PAST: This is the roller mill that replaced the millstone in the late 1800’s. It increased milling efficiency, was easy to maintain, and helped Minneapolis dominate the flour market worldwide. Museum labels placed around the roller mill credited the vague buzzwords “industry” and “manufacturing” as the forces leading to Minneapolis’ success. It seemed that city growth depended on specialization and export of a single product.
Present: This is a picture of the Mill City lofts next to the Mill City Museum. Our tour guide discussed the rapid increase in popularity of these lofts, condos and penthouses and current attempts to preserve the history of the area while making way for high-cost high-density living. The private parking sign and constant stream of spandex clad biker men raised many questions about who’s history was valued, preserved, and could be easily and equitably accessed. Why was this area chosen to be preserved over others? What was instead deemed in need of “urban renewal”?
Future: This is Marcus, the owner and founder of Misfit – a coffee cart that frequently parks near the Mill City Museum. Marcus moved to Minneapolis from Milwaukee because of the lax food truck laws, the midwest’s relaxed pace of living, and the atmosphere of “innovation, more liberal thinkers and open-minded people.

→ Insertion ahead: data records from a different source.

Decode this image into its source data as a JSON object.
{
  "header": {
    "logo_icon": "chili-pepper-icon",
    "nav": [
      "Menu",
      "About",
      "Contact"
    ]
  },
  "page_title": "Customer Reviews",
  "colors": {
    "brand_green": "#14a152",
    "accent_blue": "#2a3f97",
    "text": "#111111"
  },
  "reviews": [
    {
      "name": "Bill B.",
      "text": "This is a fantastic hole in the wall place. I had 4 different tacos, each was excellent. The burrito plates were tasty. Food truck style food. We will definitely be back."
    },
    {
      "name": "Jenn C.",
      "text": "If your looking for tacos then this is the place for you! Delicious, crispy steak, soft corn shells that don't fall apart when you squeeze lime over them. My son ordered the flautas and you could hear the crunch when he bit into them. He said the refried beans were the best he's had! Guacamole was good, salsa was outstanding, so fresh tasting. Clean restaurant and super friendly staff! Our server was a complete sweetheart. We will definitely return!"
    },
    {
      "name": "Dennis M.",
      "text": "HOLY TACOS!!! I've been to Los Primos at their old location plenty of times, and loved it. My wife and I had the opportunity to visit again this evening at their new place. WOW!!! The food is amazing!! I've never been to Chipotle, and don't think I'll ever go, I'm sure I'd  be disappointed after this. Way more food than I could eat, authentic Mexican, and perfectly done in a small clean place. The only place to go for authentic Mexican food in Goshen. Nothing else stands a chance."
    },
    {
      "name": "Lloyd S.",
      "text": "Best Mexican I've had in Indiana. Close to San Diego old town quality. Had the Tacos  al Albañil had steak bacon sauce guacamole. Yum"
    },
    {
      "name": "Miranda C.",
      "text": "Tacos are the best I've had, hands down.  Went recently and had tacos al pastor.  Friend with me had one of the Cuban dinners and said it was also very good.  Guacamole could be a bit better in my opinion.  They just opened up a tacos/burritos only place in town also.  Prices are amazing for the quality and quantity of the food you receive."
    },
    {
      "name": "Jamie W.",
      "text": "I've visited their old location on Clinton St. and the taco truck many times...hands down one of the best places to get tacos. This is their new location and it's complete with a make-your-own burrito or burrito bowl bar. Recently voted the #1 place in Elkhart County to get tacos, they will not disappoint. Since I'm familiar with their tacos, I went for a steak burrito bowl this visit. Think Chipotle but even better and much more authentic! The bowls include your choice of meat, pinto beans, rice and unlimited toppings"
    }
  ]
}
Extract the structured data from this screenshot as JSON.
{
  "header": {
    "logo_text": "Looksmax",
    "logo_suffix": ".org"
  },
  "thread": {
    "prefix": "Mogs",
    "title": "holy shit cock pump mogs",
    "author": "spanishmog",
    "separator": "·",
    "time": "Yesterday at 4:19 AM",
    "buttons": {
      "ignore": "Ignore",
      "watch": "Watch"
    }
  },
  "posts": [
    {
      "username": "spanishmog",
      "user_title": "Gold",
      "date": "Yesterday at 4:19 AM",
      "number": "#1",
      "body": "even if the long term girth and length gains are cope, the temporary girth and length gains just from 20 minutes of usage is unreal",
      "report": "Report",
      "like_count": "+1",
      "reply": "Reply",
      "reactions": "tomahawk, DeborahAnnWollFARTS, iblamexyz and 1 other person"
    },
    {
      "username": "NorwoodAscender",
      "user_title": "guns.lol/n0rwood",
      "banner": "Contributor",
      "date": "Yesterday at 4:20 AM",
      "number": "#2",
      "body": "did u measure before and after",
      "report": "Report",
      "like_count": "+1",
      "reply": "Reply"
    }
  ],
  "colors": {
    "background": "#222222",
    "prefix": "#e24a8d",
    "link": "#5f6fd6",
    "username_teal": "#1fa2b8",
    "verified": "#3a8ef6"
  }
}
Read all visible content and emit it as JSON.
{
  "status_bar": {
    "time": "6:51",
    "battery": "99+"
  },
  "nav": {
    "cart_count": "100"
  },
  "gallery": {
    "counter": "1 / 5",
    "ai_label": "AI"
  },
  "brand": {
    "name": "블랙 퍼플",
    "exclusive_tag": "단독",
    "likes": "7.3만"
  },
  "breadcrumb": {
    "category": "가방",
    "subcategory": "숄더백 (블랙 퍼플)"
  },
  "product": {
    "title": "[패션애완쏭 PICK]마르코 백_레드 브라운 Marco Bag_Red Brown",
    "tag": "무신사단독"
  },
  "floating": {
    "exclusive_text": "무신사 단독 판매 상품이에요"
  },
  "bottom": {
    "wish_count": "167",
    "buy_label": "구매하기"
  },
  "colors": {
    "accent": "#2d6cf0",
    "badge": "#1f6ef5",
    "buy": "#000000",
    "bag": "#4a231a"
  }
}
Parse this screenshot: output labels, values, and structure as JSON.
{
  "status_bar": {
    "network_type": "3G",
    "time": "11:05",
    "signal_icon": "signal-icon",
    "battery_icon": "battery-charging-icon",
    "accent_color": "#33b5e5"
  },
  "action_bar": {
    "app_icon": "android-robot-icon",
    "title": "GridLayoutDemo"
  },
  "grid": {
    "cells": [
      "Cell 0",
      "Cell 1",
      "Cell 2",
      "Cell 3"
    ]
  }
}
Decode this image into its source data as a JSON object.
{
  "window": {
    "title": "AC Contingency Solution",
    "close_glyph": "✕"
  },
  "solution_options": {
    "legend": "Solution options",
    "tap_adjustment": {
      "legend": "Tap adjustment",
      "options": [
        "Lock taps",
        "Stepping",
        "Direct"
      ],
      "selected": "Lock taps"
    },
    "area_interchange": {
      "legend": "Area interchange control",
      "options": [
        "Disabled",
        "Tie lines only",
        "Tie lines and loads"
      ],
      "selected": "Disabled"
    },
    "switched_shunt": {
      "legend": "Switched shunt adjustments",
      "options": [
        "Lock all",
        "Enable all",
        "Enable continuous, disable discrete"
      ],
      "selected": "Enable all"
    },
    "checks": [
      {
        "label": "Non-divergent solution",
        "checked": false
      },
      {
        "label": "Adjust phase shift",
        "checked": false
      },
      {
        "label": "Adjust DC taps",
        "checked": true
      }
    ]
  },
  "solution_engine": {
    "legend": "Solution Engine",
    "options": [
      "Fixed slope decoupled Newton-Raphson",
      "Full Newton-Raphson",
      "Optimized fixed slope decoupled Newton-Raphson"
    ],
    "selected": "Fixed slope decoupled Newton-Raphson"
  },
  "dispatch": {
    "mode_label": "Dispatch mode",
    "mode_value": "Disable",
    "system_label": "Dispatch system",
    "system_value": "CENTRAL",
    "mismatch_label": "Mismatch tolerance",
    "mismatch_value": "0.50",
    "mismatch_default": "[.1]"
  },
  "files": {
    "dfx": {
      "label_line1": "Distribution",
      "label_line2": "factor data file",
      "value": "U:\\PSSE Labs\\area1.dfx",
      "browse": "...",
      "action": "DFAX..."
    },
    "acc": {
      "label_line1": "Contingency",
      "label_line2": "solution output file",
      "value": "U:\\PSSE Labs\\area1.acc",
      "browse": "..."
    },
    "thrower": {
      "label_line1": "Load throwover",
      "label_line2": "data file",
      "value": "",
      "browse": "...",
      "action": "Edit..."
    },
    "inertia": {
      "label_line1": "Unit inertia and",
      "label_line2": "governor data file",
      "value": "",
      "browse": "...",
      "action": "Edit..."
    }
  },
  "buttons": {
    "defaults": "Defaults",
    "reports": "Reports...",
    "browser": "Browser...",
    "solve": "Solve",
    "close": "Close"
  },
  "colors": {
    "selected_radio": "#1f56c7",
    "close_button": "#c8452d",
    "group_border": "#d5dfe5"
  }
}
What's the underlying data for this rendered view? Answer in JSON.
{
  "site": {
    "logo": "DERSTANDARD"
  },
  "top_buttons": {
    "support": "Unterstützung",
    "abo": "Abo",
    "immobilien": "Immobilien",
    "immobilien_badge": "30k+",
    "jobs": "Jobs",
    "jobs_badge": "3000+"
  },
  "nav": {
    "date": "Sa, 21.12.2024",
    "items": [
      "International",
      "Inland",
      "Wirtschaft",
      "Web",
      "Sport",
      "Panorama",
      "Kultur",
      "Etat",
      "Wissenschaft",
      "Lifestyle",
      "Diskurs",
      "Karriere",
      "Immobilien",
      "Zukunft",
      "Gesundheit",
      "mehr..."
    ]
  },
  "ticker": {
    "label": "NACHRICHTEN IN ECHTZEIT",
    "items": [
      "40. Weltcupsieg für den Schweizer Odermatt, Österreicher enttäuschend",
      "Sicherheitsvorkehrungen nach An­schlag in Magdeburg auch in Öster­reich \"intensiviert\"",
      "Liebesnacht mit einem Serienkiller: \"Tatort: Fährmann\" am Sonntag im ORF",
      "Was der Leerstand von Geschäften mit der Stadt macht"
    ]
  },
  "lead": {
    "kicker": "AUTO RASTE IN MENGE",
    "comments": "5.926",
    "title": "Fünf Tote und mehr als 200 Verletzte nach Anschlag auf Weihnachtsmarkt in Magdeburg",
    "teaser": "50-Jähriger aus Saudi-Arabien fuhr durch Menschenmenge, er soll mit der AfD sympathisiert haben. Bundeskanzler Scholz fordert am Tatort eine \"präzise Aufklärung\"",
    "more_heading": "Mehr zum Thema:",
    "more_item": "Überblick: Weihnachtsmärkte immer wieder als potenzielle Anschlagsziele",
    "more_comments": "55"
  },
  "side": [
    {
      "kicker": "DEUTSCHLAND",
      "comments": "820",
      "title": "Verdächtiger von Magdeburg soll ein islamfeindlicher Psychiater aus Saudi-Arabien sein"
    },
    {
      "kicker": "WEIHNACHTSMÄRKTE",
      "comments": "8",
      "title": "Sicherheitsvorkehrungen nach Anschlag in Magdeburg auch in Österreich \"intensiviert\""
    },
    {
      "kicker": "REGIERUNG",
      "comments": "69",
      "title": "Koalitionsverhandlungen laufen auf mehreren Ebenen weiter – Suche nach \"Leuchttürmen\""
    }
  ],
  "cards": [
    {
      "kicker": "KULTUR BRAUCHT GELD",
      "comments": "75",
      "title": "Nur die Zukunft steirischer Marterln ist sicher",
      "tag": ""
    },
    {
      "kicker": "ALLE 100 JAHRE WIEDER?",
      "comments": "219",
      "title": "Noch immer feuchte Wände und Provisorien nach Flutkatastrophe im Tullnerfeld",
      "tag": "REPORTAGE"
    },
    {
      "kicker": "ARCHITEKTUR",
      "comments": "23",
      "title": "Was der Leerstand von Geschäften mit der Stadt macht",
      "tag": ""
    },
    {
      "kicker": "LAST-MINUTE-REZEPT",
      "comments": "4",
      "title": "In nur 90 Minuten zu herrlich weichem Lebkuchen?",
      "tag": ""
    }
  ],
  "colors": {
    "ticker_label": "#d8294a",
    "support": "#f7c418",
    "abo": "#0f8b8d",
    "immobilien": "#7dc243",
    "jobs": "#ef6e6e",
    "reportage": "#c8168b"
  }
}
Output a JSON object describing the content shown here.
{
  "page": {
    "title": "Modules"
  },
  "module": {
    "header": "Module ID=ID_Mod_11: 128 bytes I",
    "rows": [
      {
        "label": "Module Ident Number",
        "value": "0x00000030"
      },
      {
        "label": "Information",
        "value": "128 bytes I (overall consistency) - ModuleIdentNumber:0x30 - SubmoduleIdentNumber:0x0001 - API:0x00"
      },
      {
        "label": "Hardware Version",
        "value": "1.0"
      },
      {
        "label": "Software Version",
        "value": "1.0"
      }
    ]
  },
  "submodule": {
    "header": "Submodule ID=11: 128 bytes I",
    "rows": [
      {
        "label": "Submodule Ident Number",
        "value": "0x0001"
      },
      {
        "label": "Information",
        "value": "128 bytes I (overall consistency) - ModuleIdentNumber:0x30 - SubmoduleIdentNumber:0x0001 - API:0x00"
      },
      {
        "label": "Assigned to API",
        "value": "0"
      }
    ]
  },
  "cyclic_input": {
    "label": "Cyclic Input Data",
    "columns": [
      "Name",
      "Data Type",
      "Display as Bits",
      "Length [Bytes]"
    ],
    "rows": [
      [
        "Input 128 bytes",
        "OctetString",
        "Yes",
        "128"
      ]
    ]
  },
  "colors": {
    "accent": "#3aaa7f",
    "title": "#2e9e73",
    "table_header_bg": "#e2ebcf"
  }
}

Just a more forward thinking and fast-changing place [compared to Milwaukee].” After graduating high school he worked in multiple coffee shops before building his own trailer. Now he lives in the Midway neighborhood because of “cost and the location” even though he initially found it “ghetto.” He believes that Minneapolis will experience an influx of entrepreneurs, innovators, and collaborators like himself.